The Four Gates

Both the Northgate and Southgate of Kenabres are guarded to prevent entry of any and all who would do the city harm. Due to its proximity to the Worldwound and the frequency with which demons attempted to infiltrate the city, the test of the Four Gates was developed by witch hunter Liotr Hawkblade to discover those tainted by demons. Travelers who cannot prove their identity by reciting their crosses are required to submit to one of the gates before they enter the city.

Those who submit to the gates voluntarily, such as newcomers who simply do not have a cross because they have never needed one before, may choose which gate they submit to – provided they also have the coin to pay the entrance fee. The gentler the gate, the more expensive the fee.


The first gate is the Gate of Water, a bath of holy water that would burn those under demonic influence. Entrance via this gate costs 50 gold pieces, and it is the gate most often used by foreign dignitaries and other nobles entering the city.


The second gate is the Gate of Poison, in which travelers must drink a diluted vial of poison distilled from the Calabar bean. This poison induces instant vomiting in almost all – save demons, who are unaffected by normal poisons. While the ordeal is unpleasant, it almost never causes lasting harm. Entrance via this gate costs 30 gold pieces.


The third gate, the Gate of Fire, is administered by Liotr Hawkblade himself. Travelers submitting to the third gate are branded with a hot iron; a human will feel the terrible pain, but a demon – or a human possessed by a demon – will not, thanks to their Abyssal heritage. Hawkblade knows first-hand the feeling of flames and can see through any demonic ruse of pain. In addition, a demon or demon-possessed individual will not scar from the brand – a dead giveaway every time.
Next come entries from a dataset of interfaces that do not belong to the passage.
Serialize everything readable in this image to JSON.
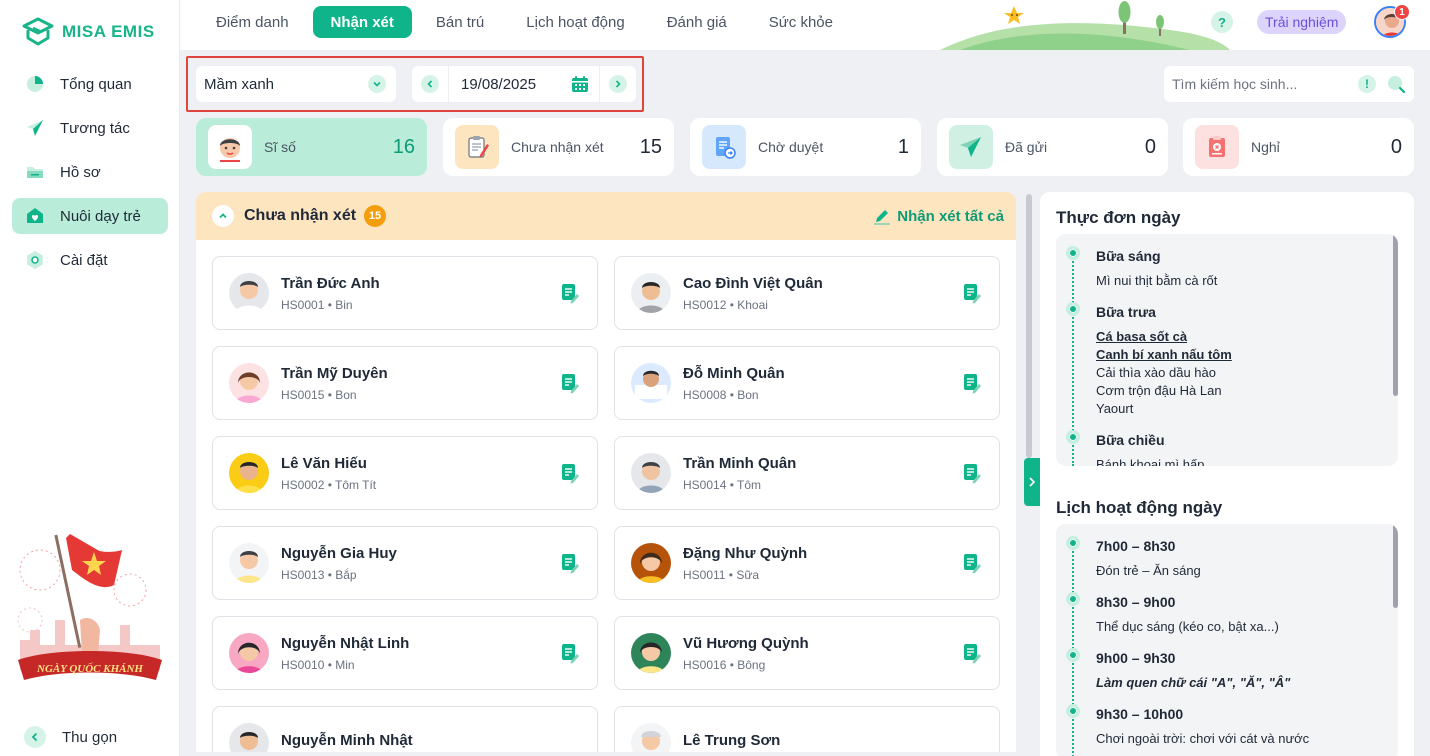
{
  "app": {
    "name": "MISA EMIS"
  },
  "sidebar": {
    "items": [
      {
        "label": "Tổng quan",
        "icon": "pie-chart-icon"
      },
      {
        "label": "Tương tác",
        "icon": "paper-plane-icon"
      },
      {
        "label": "Hồ sơ",
        "icon": "folder-icon"
      },
      {
        "label": "Nuôi dạy trẻ",
        "icon": "heart-house-icon",
        "active": true
      },
      {
        "label": "Cài đặt",
        "icon": "gear-icon"
      }
    ],
    "promo": "NGÀY QUỐC KHÁNH",
    "collapse_label": "Thu gọn"
  },
  "topbar": {
    "tabs": [
      {
        "label": "Điểm danh"
      },
      {
        "label": "Nhận xét",
        "active": true
      },
      {
        "label": "Bán trú"
      },
      {
        "label": "Lịch hoạt động"
      },
      {
        "label": "Đánh giá"
      },
      {
        "label": "Sức khỏe"
      }
    ],
    "help": "?",
    "trial": "Trải nghiệm",
    "notifications": "1"
  },
  "filters": {
    "class": "Mầm xanh",
    "date": "19/08/2025",
    "search_placeholder": "Tìm kiếm học sinh...",
    "search_warn": "!"
  },
  "stats": [
    {
      "label": "Sĩ số",
      "value": "16",
      "icon": "student-face-icon",
      "active": true
    },
    {
      "label": "Chưa nhận xét",
      "value": "15",
      "icon": "clipboard-pen-icon"
    },
    {
      "label": "Chờ duyệt",
      "value": "1",
      "icon": "document-pending-icon"
    },
    {
      "label": "Đã gửi",
      "value": "0",
      "icon": "paper-plane-icon"
    },
    {
      "label": "Nghỉ",
      "value": "0",
      "icon": "clipboard-x-icon"
    }
  ],
  "comments": {
    "title": "Chưa nhận xét",
    "count": "15",
    "action": "Nhận xét tất cả",
    "students": [
      {
        "name": "Trần Đức Anh",
        "code": "HS0001 • Bin"
      },
      {
        "name": "Cao Đình Việt Quân",
        "code": "HS0012 • Khoai"
      },
      {
        "name": "Trần Mỹ Duyên",
        "code": "HS0015 • Bon"
      },
      {
        "name": "Đỗ Minh Quân",
        "code": "HS0008 • Bon"
      },
      {
        "name": "Lê Văn Hiếu",
        "code": "HS0002 • Tôm Tít"
      },
      {
        "name": "Trần Minh Quân",
        "code": "HS0014 • Tôm"
      },
      {
        "name": "Nguyễn Gia Huy",
        "code": "HS0013 • Bắp"
      },
      {
        "name": "Đặng Như Quỳnh",
        "code": "HS0011 • Sữa"
      },
      {
        "name": "Nguyễn Nhật Linh",
        "code": "HS0010 • Min"
      },
      {
        "name": "Vũ Hương Quỳnh",
        "code": "HS0016 • Bông"
      },
      {
        "name": "Nguyễn Minh Nhật",
        "code": ""
      },
      {
        "name": "Lê Trung Sơn",
        "code": ""
      }
    ]
  },
  "menu": {
    "title": "Thực đơn ngày",
    "meals": [
      {
        "title": "Bữa sáng",
        "items": [
          "Mì nui thịt bằm cà rốt"
        ]
      },
      {
        "title": "Bữa trưa",
        "items": [
          "Cá basa sốt cà",
          "Canh bí xanh nấu tôm",
          "Cải thìa xào dầu hào",
          "Cơm trộn đậu Hà Lan",
          "Yaourt"
        ]
      },
      {
        "title": "Bữa chiều",
        "items": [
          "Bánh khoai mì hấp"
        ]
      }
    ]
  },
  "schedule": {
    "title": "Lịch hoạt động ngày",
    "items": [
      {
        "time": "7h00 – 8h30",
        "desc": "Đón trẻ – Ăn sáng"
      },
      {
        "time": "8h30 – 9h00",
        "desc": "Thể dục sáng (kéo co, bật xa...)"
      },
      {
        "time": "9h00 – 9h30",
        "desc": "Làm quen chữ cái \"A\", \"Ă\", \"Â\""
      },
      {
        "time": "9h30 – 10h00",
        "desc": "Chơi ngoài trời: chơi với cát và nước"
      }
    ]
  },
  "colors": {
    "accent": "#0fb48a",
    "accent_light": "#b9ecd9",
    "warning": "#f59e0b",
    "highlight_border": "#e0443e"
  }
}
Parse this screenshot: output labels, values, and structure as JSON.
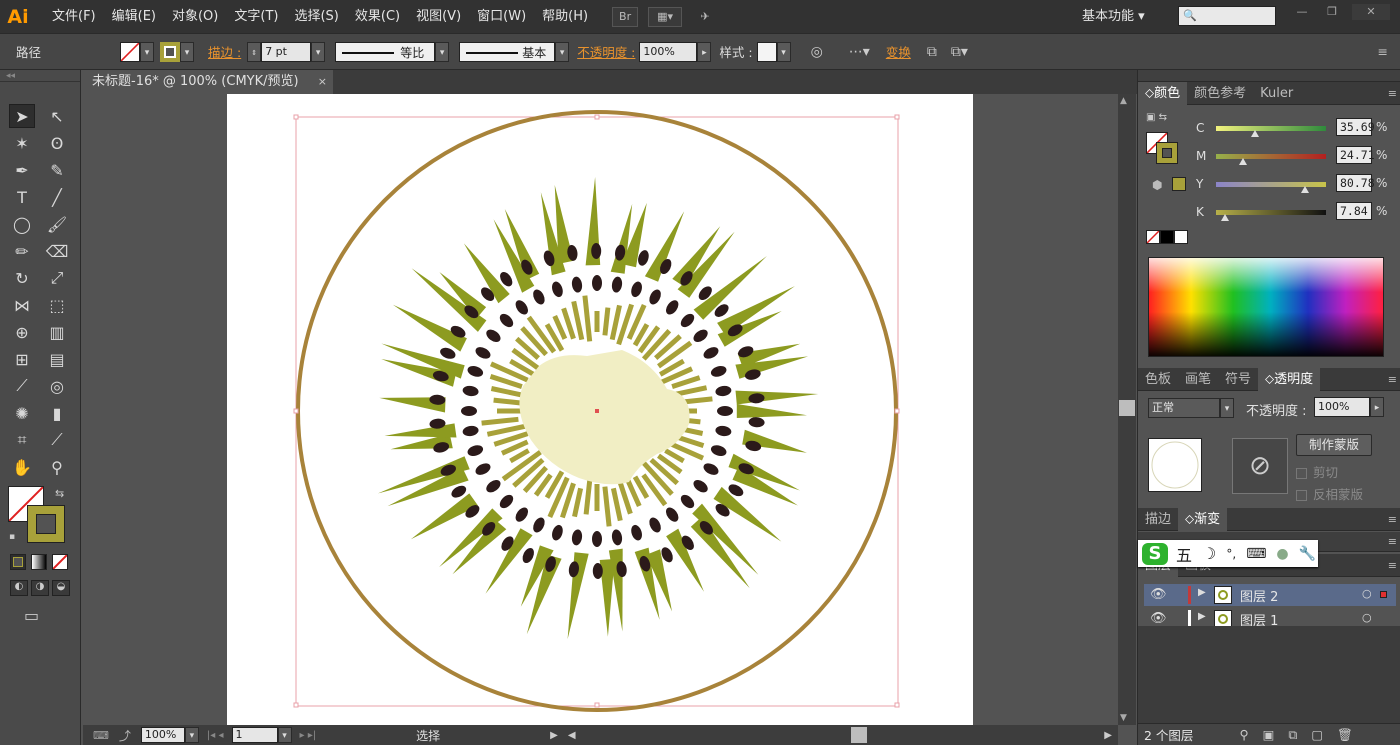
{
  "app": {
    "logo": "Ai"
  },
  "menu": [
    "文件(F)",
    "编辑(E)",
    "对象(O)",
    "文字(T)",
    "选择(S)",
    "效果(C)",
    "视图(V)",
    "窗口(W)",
    "帮助(H)"
  ],
  "workspace": {
    "label": "基本功能 ▾",
    "search_placeholder": "🔍"
  },
  "control": {
    "selection_label": "路径",
    "stroke_label": "描边 :",
    "stroke_weight": "7 pt",
    "profile_uniform": "等比",
    "brush_basic": "基本",
    "opacity_label": "不透明度 :",
    "opacity_value": "100%",
    "style_label": "样式 :",
    "transform_label": "变换",
    "stroke_color": "#a8a13a"
  },
  "document": {
    "tab_title": "未标题-16* @ 100% (CMYK/预览)",
    "close": "×"
  },
  "status": {
    "zoom": "100%",
    "artboard_num": "1",
    "tool_label": "选择"
  },
  "color_panel": {
    "tabs": [
      "颜色",
      "颜色参考",
      "Kuler"
    ],
    "active_tab": 0,
    "channels": [
      {
        "label": "C",
        "value": "35.69",
        "pct": 0.3569,
        "track": "linear-gradient(to right,#f2f27e,#2f8a3c)"
      },
      {
        "label": "M",
        "value": "24.71",
        "pct": 0.2471,
        "track": "linear-gradient(to right,#97b04a,#b32020)"
      },
      {
        "label": "Y",
        "value": "80.78",
        "pct": 0.8078,
        "track": "linear-gradient(to right,#8b84c9,#c8c44a)"
      },
      {
        "label": "K",
        "value": "7.84",
        "pct": 0.0784,
        "track": "linear-gradient(to right,#b7b04a,#111111)"
      }
    ],
    "pct_sign": "%",
    "current_color": "#a8a13a"
  },
  "transparency_panel": {
    "tabs": [
      "色板",
      "画笔",
      "符号",
      "透明度"
    ],
    "active_tab": 3,
    "blend_mode": "正常",
    "opacity_label": "不透明度 :",
    "opacity_value": "100%",
    "make_mask": "制作蒙版",
    "clip": "剪切",
    "invert_mask": "反相蒙版"
  },
  "stroke_panel": {
    "tabs": [
      "描边",
      "渐变"
    ],
    "active_tab": 1
  },
  "layers_panel": {
    "tabs": [
      "图层",
      "画板"
    ],
    "layers": [
      {
        "name": "图层 2",
        "color": "#c23a3a",
        "selected": true
      },
      {
        "name": "图层 1",
        "color": "#ffffff",
        "selected": false
      }
    ],
    "count": "2 个图层"
  },
  "ime": {
    "wubi": "五"
  },
  "artwork": {
    "rim_color": "#a8833a",
    "flesh_color": "#8d9b20",
    "seed_color": "#2b1a1a",
    "fiber_color": "#a8a13a",
    "core_color": "#f1eec4"
  }
}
The last gate, the Gate of Iron and Steel, is usually reserved for transported criminals, those caught sneaking into the city, or those too destitute to afford any other gate. A long gash is made along the back of each arm, once using a blade of steel and once a blade of cold iron. If the blade of cold iron cuts deeper and bleeds more profusely, then guards know that the traveler is under the taint of demons. Of course, this test is highly dependent on the competency – and objectivity – of the guards administering it and interpreting the “results”; it is for this reason that some choose the arguably more-arduous Gate of Fire. The brand may be more painful, but it is also fairer.

The Four Gates

Wrath of the Righteous n_morsenoland